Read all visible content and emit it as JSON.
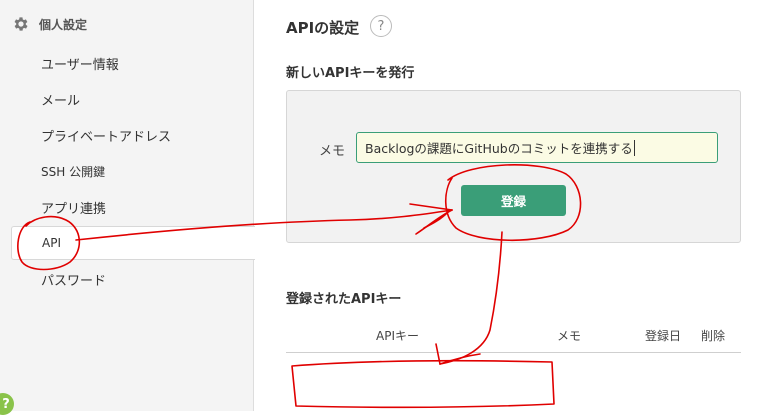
{
  "sidebar": {
    "header": "個人設定",
    "items": [
      {
        "label": "ユーザー情報"
      },
      {
        "label": "メール"
      },
      {
        "label": "プライベートアドレス"
      },
      {
        "label": "SSH 公開鍵"
      },
      {
        "label": "アプリ連携"
      },
      {
        "label": "API",
        "active": true
      },
      {
        "label": "パスワード"
      }
    ],
    "help_badge": "?"
  },
  "main": {
    "title": "APIの設定",
    "help_icon": "?",
    "issue_section": {
      "title": "新しいAPIキーを発行",
      "memo_label": "メモ",
      "memo_value": "Backlogの課題にGitHubのコミットを連携する",
      "register_button": "登録"
    },
    "registered_section": {
      "title": "登録されたAPIキー",
      "columns": [
        "APIキー",
        "メモ",
        "登録日",
        "削除"
      ]
    }
  },
  "colors": {
    "accent": "#3a9e78",
    "input_bg": "#fbfbe4",
    "sidebar_bg": "#f4f4f4",
    "annotation": "#e00000"
  },
  "icons": {
    "settings": "gear-icon",
    "help": "question-icon"
  }
}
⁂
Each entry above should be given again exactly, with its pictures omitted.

Read all visible content and emit it as JSON.
{
  "sidebar": {
    "header": "個人設定",
    "items": [
      {
        "label": "ユーザー情報"
      },
      {
        "label": "メール"
      },
      {
        "label": "プライベートアドレス"
      },
      {
        "label": "SSH 公開鍵"
      },
      {
        "label": "アプリ連携"
      },
      {
        "label": "API",
        "active": true
      },
      {
        "label": "パスワード"
      }
    ],
    "help_badge": "?"
  },
  "main": {
    "title": "APIの設定",
    "help_icon": "?",
    "issue_section": {
      "title": "新しいAPIキーを発行",
      "memo_label": "メモ",
      "memo_value": "Backlogの課題にGitHubのコミットを連携する",
      "register_button": "登録"
    },
    "registered_section": {
      "title": "登録されたAPIキー",
      "columns": [
        "APIキー",
        "メモ",
        "登録日",
        "削除"
      ]
    }
  },
  "colors": {
    "accent": "#3a9e78",
    "input_bg": "#fbfbe4",
    "sidebar_bg": "#f4f4f4",
    "annotation": "#e00000"
  },
  "icons": {
    "settings": "gear-icon",
    "help": "question-icon"
  }
}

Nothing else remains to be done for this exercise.